• Instructions for the task: Please write out all the data that follows exactly, without the pictures.

Page and application data records:
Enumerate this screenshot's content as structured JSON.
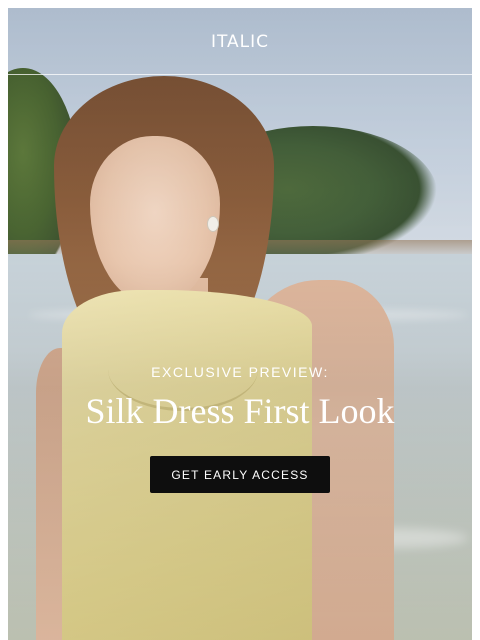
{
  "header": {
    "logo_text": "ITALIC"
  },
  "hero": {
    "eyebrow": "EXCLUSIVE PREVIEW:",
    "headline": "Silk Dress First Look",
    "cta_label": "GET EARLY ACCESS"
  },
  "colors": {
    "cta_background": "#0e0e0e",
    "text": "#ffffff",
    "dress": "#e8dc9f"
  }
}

• The completed task:
Enumerate this screenshot's content as structured JSON.
{
  "header": {
    "logo_text": "ITALIC"
  },
  "hero": {
    "eyebrow": "EXCLUSIVE PREVIEW:",
    "headline": "Silk Dress First Look",
    "cta_label": "GET EARLY ACCESS"
  },
  "colors": {
    "cta_background": "#0e0e0e",
    "text": "#ffffff",
    "dress": "#e8dc9f"
  }
}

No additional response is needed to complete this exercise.